Work to be completed: Search the entries below for the word "青色金字塔" and copy each line that has it.

Dataset rows for apps and sites:
((

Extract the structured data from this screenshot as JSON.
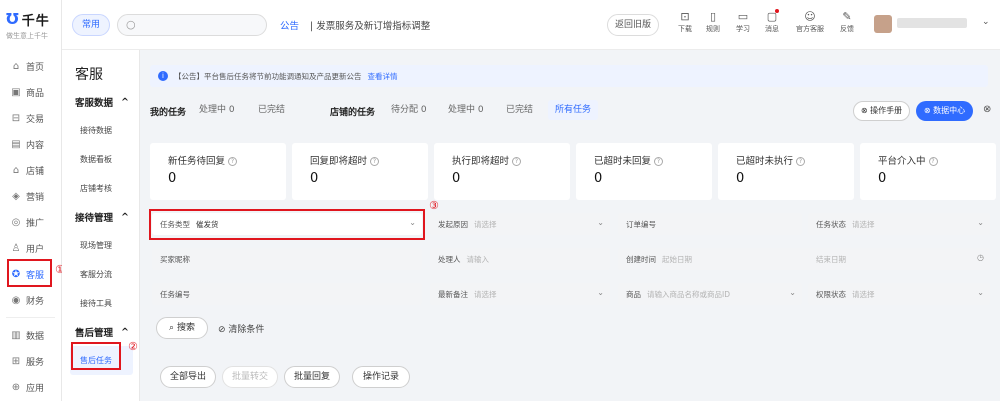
{
  "brand": {
    "name": "千牛",
    "slogan": "做生意上千牛"
  },
  "leftnav": {
    "items": [
      {
        "label": "首页",
        "icon": "home-icon",
        "glyph": "⌂"
      },
      {
        "label": "商品",
        "icon": "goods-icon",
        "glyph": "▣"
      },
      {
        "label": "交易",
        "icon": "trade-icon",
        "glyph": "⊟"
      },
      {
        "label": "内容",
        "icon": "content-icon",
        "glyph": "▤"
      },
      {
        "label": "店铺",
        "icon": "shop-icon",
        "glyph": "⌂"
      },
      {
        "label": "营销",
        "icon": "marketing-icon",
        "glyph": "◈"
      },
      {
        "label": "推广",
        "icon": "promotion-icon",
        "glyph": "◎"
      },
      {
        "label": "用户",
        "icon": "user-icon",
        "glyph": "♙"
      },
      {
        "label": "客服",
        "icon": "service-icon",
        "glyph": "✪"
      },
      {
        "label": "财务",
        "icon": "finance-icon",
        "glyph": "◉"
      },
      {
        "label": "数据",
        "icon": "data-icon",
        "glyph": "▥"
      },
      {
        "label": "服务",
        "icon": "service-market-icon",
        "glyph": "⊞"
      },
      {
        "label": "应用",
        "icon": "apps-icon",
        "glyph": "⊕"
      }
    ],
    "active_label": "客服"
  },
  "markers": {
    "one": "①",
    "two": "②",
    "three": "③"
  },
  "topbar": {
    "common_label": "常用",
    "notice_tag": "公告",
    "notice_text": "|  发票服务及新订增指标调整",
    "old_version": "返回旧版",
    "tools": [
      {
        "label": "下载",
        "icon": "download-icon",
        "glyph": "⊡"
      },
      {
        "label": "规则",
        "icon": "rules-icon",
        "glyph": "▯"
      },
      {
        "label": "学习",
        "icon": "learn-icon",
        "glyph": "▭"
      },
      {
        "label": "消息",
        "icon": "message-icon",
        "glyph": "▢"
      },
      {
        "label": "官方客服",
        "icon": "official-service-icon",
        "glyph": "☺"
      },
      {
        "label": "反馈",
        "icon": "feedback-icon",
        "glyph": "✎"
      }
    ],
    "caret": "⌄"
  },
  "subnav": {
    "title": "客服",
    "groups": [
      {
        "label": "客服数据",
        "items": [
          "接待数据",
          "数据看板",
          "店铺考核"
        ]
      },
      {
        "label": "接待管理",
        "items": [
          "现场管理",
          "客服分流",
          "接待工具"
        ]
      },
      {
        "label": "售后管理",
        "items": [
          "售后任务"
        ]
      }
    ],
    "collapse_glyph": "^"
  },
  "announcement": {
    "icon_glyph": "i",
    "text": "【公告】平台售后任务将节前功能调通知及产品更新公告",
    "link": "查看详情"
  },
  "tasks": {
    "my_label": "我的任务",
    "my_tabs": [
      "处理中 0",
      "已完结"
    ],
    "shop_label": "店铺的任务",
    "shop_tabs": [
      "待分配 0",
      "处理中 0",
      "已完结",
      "所有任务"
    ],
    "manual_btn": "⊗ 操作手册",
    "data_btn": "⊗ 数据中心",
    "grid_glyph": "⊗"
  },
  "stats": [
    {
      "label": "新任务待回复",
      "value": "0"
    },
    {
      "label": "回复即将超时",
      "value": "0"
    },
    {
      "label": "执行即将超时",
      "value": "0"
    },
    {
      "label": "已超时未回复",
      "value": "0"
    },
    {
      "label": "已超时未执行",
      "value": "0"
    },
    {
      "label": "平台介入中",
      "value": "0"
    }
  ],
  "help_glyph": "?",
  "filters": {
    "task_type_label": "任务类型",
    "task_type_value": "催发货",
    "publisher_label": "发起原因",
    "publisher_ph": "请选择",
    "order_label": "订单编号",
    "task_status_label": "任务状态",
    "task_status_ph": "请选择",
    "buyer_label": "买家昵称",
    "handler_label": "处理人",
    "handler_ph": "请输入",
    "created_label": "创建时间",
    "created_start_ph": "起始日期",
    "created_end_ph": "结束日期",
    "task_no_label": "任务编号",
    "latest_note_label": "最新备注",
    "latest_note_ph": "请选择",
    "goods_label": "商品",
    "goods_ph": "请输入商品名称或商品ID",
    "permission_label": "权限状态",
    "permission_ph": "请选择",
    "caret": "⌄",
    "clock": "◷"
  },
  "actions": {
    "search": "⌕ 搜索",
    "clear": "⊘ 清除条件",
    "export_all": "全部导出",
    "batch_transfer": "批量转交",
    "batch_reply": "批量回复",
    "op_log": "操作记录"
  }
}
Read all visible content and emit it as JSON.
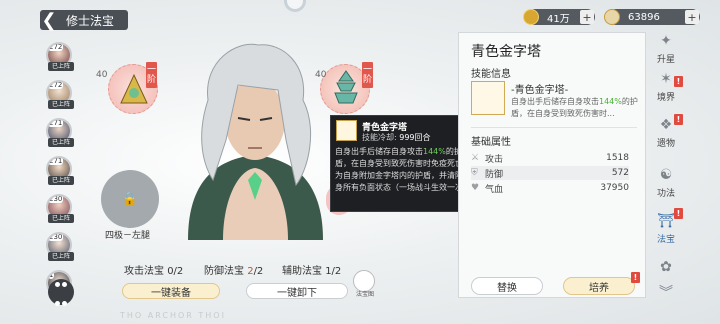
{
  "header": {
    "title": "修士法宝"
  },
  "resources": [
    {
      "name": "coin-icon",
      "value": "41万"
    },
    {
      "name": "jade-icon",
      "value": "63896"
    }
  ],
  "avatars": [
    {
      "level": "272",
      "tag": "已上阵"
    },
    {
      "level": "272",
      "tag": "已上阵"
    },
    {
      "level": "271",
      "tag": "已上阵"
    },
    {
      "level": "271",
      "tag": "已上阵"
    },
    {
      "level": "230",
      "tag": "已上阵"
    },
    {
      "level": "230",
      "tag": "已上阵"
    },
    {
      "level": "1",
      "tag": ""
    }
  ],
  "slots": {
    "left": {
      "level": "40",
      "tier": "一阶"
    },
    "right": {
      "level": "40",
      "tier": "一阶"
    },
    "locked_label": "四极－左腿"
  },
  "equip_counts": {
    "attack_label": "攻击法宝",
    "attack_value": "0/2",
    "defense_label": "防御法宝",
    "defense_value": "2",
    "defense_total": "/2",
    "support_label": "辅助法宝",
    "support_value": "1/2"
  },
  "buttons": {
    "equip_all": "一键装备",
    "unequip_all": "一键卸下",
    "treasure_small": "法宝图"
  },
  "tooltip": {
    "name": "青色金字塔",
    "cooldown_label": "技能冷却:",
    "cooldown_value": "999回合",
    "desc_a": "自身出手后储存自身攻击",
    "desc_pct": "144%",
    "desc_b": "的护盾，在自身受到致死伤害时免疫死亡并为自身附加金字塔内的护盾，并清除自身所有负面状态（一场战斗生效一次）"
  },
  "panel": {
    "title": "青色金字塔",
    "skill_header": "技能信息",
    "skill_name": "-青色金字塔-",
    "desc_a": "自身出手后储存自身攻击",
    "desc_pct": "144%",
    "desc_b": "的护盾，在自身受到致死伤害时...",
    "basic_header": "基础属性",
    "stats": [
      {
        "icon": "sword-icon",
        "label": "攻击",
        "value": "1518"
      },
      {
        "icon": "shield-icon",
        "label": "防御",
        "value": "572"
      },
      {
        "icon": "heart-icon",
        "label": "气血",
        "value": "37950"
      }
    ],
    "replace_label": "替换",
    "cultivate_label": "培养"
  },
  "nav": [
    {
      "label": "升星",
      "icon": "star-up-icon",
      "badge": false
    },
    {
      "label": "境界",
      "icon": "realm-icon",
      "badge": true
    },
    {
      "label": "遗物",
      "icon": "relic-icon",
      "badge": true
    },
    {
      "label": "功法",
      "icon": "technique-icon",
      "badge": false
    },
    {
      "label": "法宝",
      "icon": "treasure-icon",
      "badge": true,
      "active": true
    },
    {
      "label": "",
      "icon": "extra-icon",
      "badge": false
    }
  ],
  "watermark": "THO ARCHOR THOI",
  "colors": {
    "accent": "#3a6ea5",
    "red_badge": "#e04a3f",
    "green": "#4caf3a",
    "tooltip_bg": "#1e1f22"
  }
}
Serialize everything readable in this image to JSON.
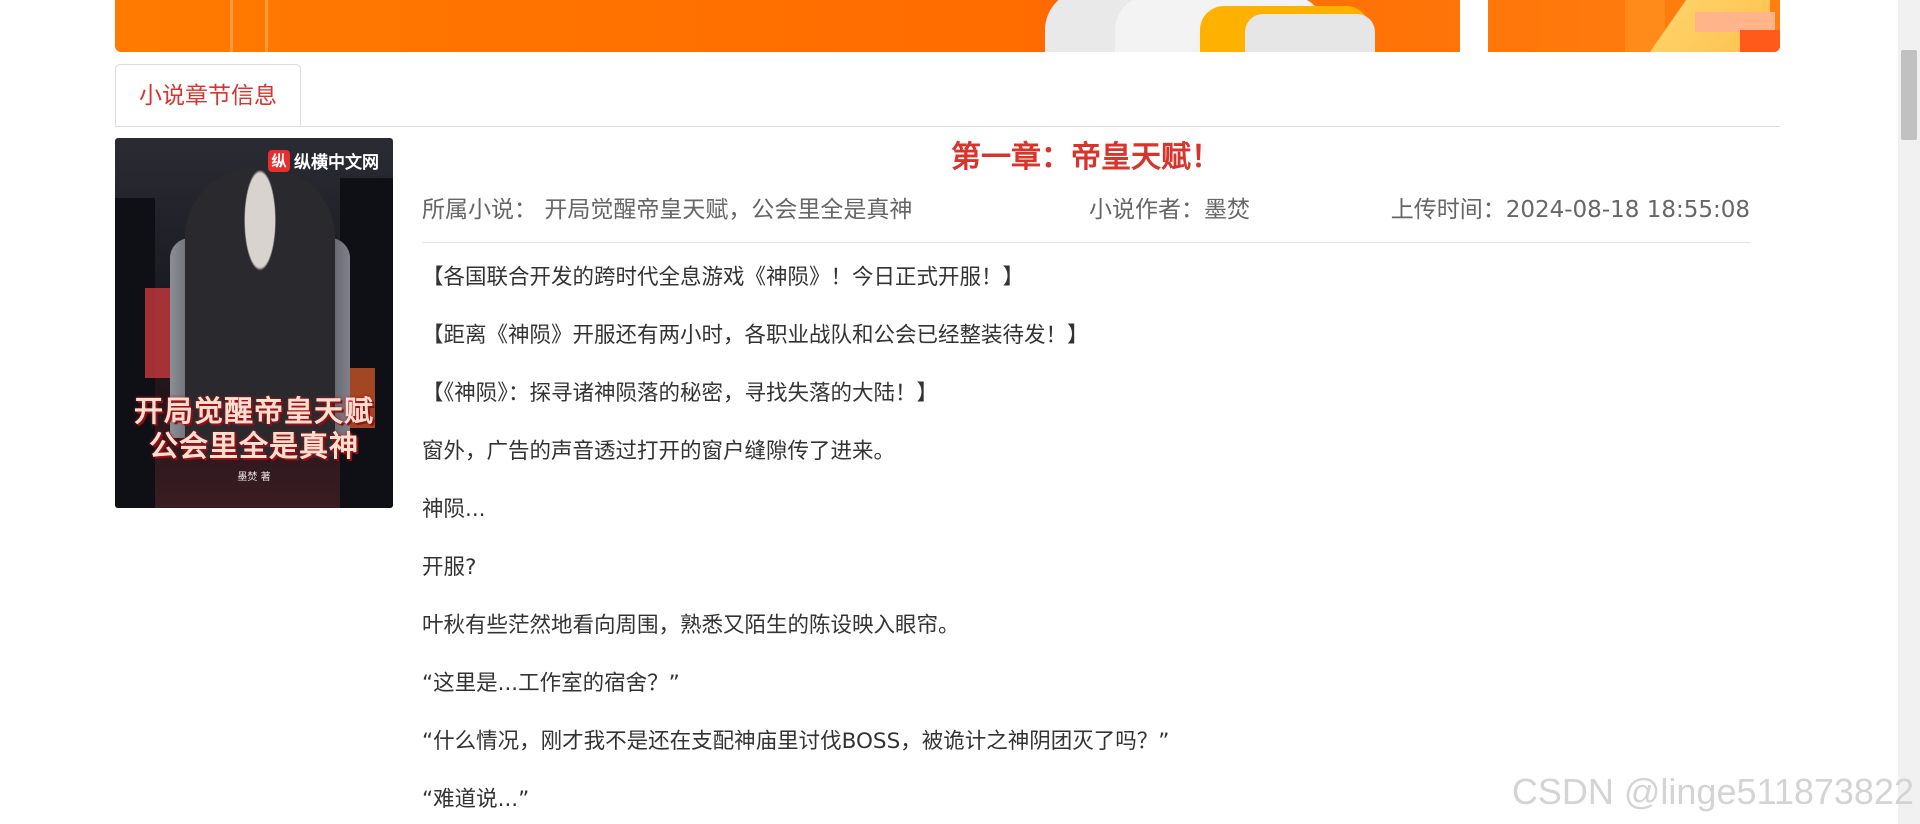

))

Result of this task:
    "name": "青色金字塔",
    "title": "青色金字塔",
    "skill_name": "-青色金字塔-",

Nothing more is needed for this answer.